CO's voice concerns over isolation policies and PPE
YUMA, Ariz. (KYMA, KECY) - The number of coronavirus cases in the Yuma Prison Complex continues to gradually rise. The Arizona Department of Corrections, Rehabilitation & Reentry (ADCRR) claims to be doing all it can to ensure the safety of both inmates and correctional officers. However, sources inside the prison tell News 11 that's not true.
The Yuma Prison Complex saw a rise of 16 positive coronavirus cases within its inmate population on Friday, making the total to 58 positive inmates. ADCRR also reports increased inmate testing. So far 277 inmates have been screened. 91 tests came back negative, but the results for 128 inmates are still pending.
Sources inside the prison, who wish to remain anonymous due to fears of retaliation, say that the inmates with pending test results aren't being properly isolated.
This source describes an incident where two officers without any personal protective equipment (PPE) were watching one of those inmates. We're told, after five hours of direct contact with the inmate, the CO's were informed the prisoner was positive. They say only then did the prison issue the officers hazmat suits.
This is how The ADCRR describes living conditions for infected inmates:
"The inmates who have tested positive are being cohorted in an open setting housing unit and are being closely monitored by medical staff. The unit is equipped with bunks, toilets, climate control, water, microwaves, and access to television, phones and showers, as is offered in all of our housing units. The cohorted inmates are not in contact with staff who are not specifically assigned to the area, nor are they in contact with the general inmate population."ADCRR statement
Even though the ADCRR claims to have everything under control, some CO's still feel their safety is still compromised. Our source tells us many corrections officers are calling off rather than risk contamination without the appropriate PPE.
He also says some CO's who work in the prison's Cibola Unit, are not allowed into other buildings because supervisors fear the guards may have had direct contact with an infected inmate. This becomes a problem for officers turning in paperwork or checking out vehicles.
"You know the officers want to feel like they’re appreciated with what they do." says our source.
He says the lack of PPE definitely makes officers feel very unappreciated.

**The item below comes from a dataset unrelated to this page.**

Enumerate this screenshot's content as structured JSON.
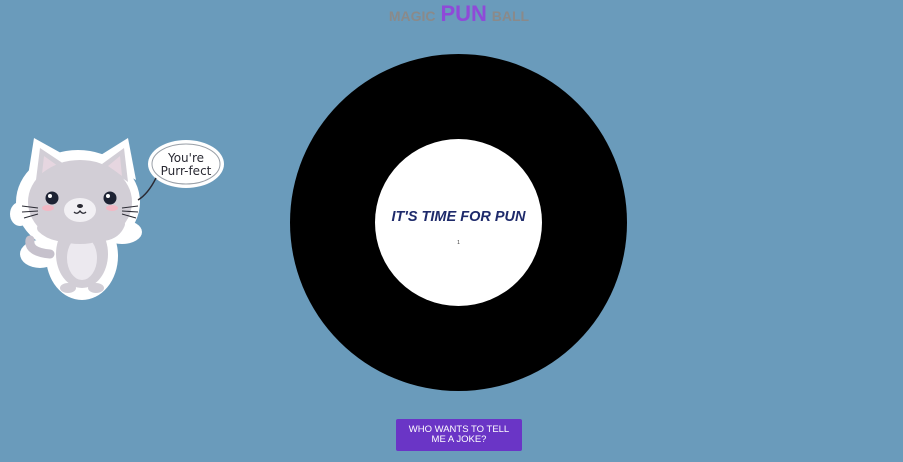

This weekend families with inmates in the Yuma Prison Complex plan to protest against what they call "horrible conditions." News 11 will be there for that protest, and we'll continute to monitor conditions within the Yuma Complex. Stay with us for continuing coverage.